Dataset items:
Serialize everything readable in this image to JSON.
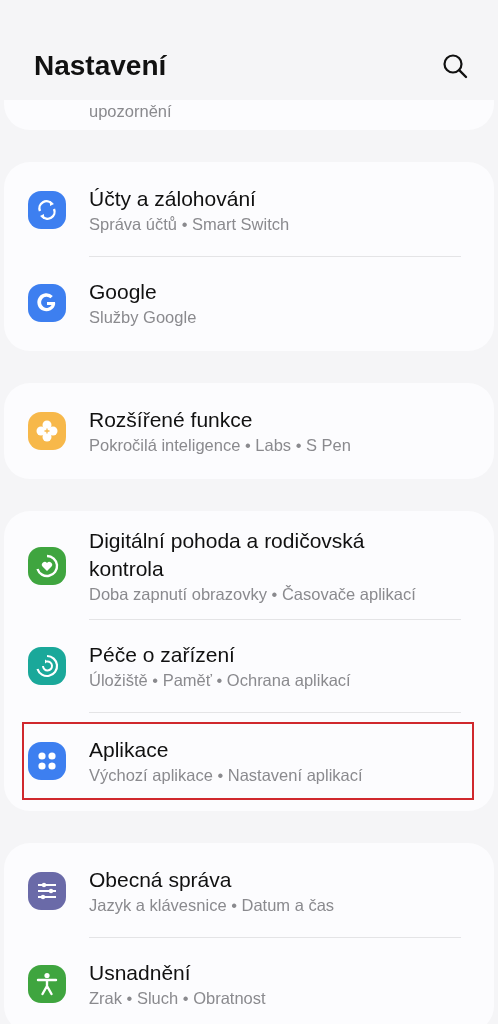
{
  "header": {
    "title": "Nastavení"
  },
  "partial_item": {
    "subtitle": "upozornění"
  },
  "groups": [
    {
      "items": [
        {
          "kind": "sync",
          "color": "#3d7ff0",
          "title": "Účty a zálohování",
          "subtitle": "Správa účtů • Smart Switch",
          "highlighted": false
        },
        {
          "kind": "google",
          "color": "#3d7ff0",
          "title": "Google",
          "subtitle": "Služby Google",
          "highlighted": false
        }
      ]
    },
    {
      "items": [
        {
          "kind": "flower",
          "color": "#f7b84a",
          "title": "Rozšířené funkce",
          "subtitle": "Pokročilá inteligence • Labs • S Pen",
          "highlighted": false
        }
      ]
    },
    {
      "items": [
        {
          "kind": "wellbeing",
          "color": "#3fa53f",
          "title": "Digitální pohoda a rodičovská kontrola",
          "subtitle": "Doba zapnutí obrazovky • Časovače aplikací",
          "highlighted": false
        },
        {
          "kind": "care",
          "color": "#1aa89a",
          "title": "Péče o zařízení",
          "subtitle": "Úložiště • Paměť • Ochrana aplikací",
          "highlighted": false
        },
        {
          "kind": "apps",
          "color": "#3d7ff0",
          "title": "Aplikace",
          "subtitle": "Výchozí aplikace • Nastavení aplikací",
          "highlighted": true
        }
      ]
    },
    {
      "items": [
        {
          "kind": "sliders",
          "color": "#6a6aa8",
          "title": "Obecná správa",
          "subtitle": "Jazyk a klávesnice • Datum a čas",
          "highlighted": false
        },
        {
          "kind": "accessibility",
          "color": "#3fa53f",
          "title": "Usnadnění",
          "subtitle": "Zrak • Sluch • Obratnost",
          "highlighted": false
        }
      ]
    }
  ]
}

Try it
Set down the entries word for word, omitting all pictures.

Problem solution
Serialize everything readable in this image to JSON.
{
  "header": {
    "title": "Nastavení"
  },
  "partial_item": {
    "subtitle": "upozornění"
  },
  "groups": [
    {
      "items": [
        {
          "kind": "sync",
          "color": "#3d7ff0",
          "title": "Účty a zálohování",
          "subtitle": "Správa účtů • Smart Switch",
          "highlighted": false
        },
        {
          "kind": "google",
          "color": "#3d7ff0",
          "title": "Google",
          "subtitle": "Služby Google",
          "highlighted": false
        }
      ]
    },
    {
      "items": [
        {
          "kind": "flower",
          "color": "#f7b84a",
          "title": "Rozšířené funkce",
          "subtitle": "Pokročilá inteligence • Labs • S Pen",
          "highlighted": false
        }
      ]
    },
    {
      "items": [
        {
          "kind": "wellbeing",
          "color": "#3fa53f",
          "title": "Digitální pohoda a rodičovská kontrola",
          "subtitle": "Doba zapnutí obrazovky • Časovače aplikací",
          "highlighted": false
        },
        {
          "kind": "care",
          "color": "#1aa89a",
          "title": "Péče o zařízení",
          "subtitle": "Úložiště • Paměť • Ochrana aplikací",
          "highlighted": false
        },
        {
          "kind": "apps",
          "color": "#3d7ff0",
          "title": "Aplikace",
          "subtitle": "Výchozí aplikace • Nastavení aplikací",
          "highlighted": true
        }
      ]
    },
    {
      "items": [
        {
          "kind": "sliders",
          "color": "#6a6aa8",
          "title": "Obecná správa",
          "subtitle": "Jazyk a klávesnice • Datum a čas",
          "highlighted": false
        },
        {
          "kind": "accessibility",
          "color": "#3fa53f",
          "title": "Usnadnění",
          "subtitle": "Zrak • Sluch • Obratnost",
          "highlighted": false
        }
      ]
    }
  ]
}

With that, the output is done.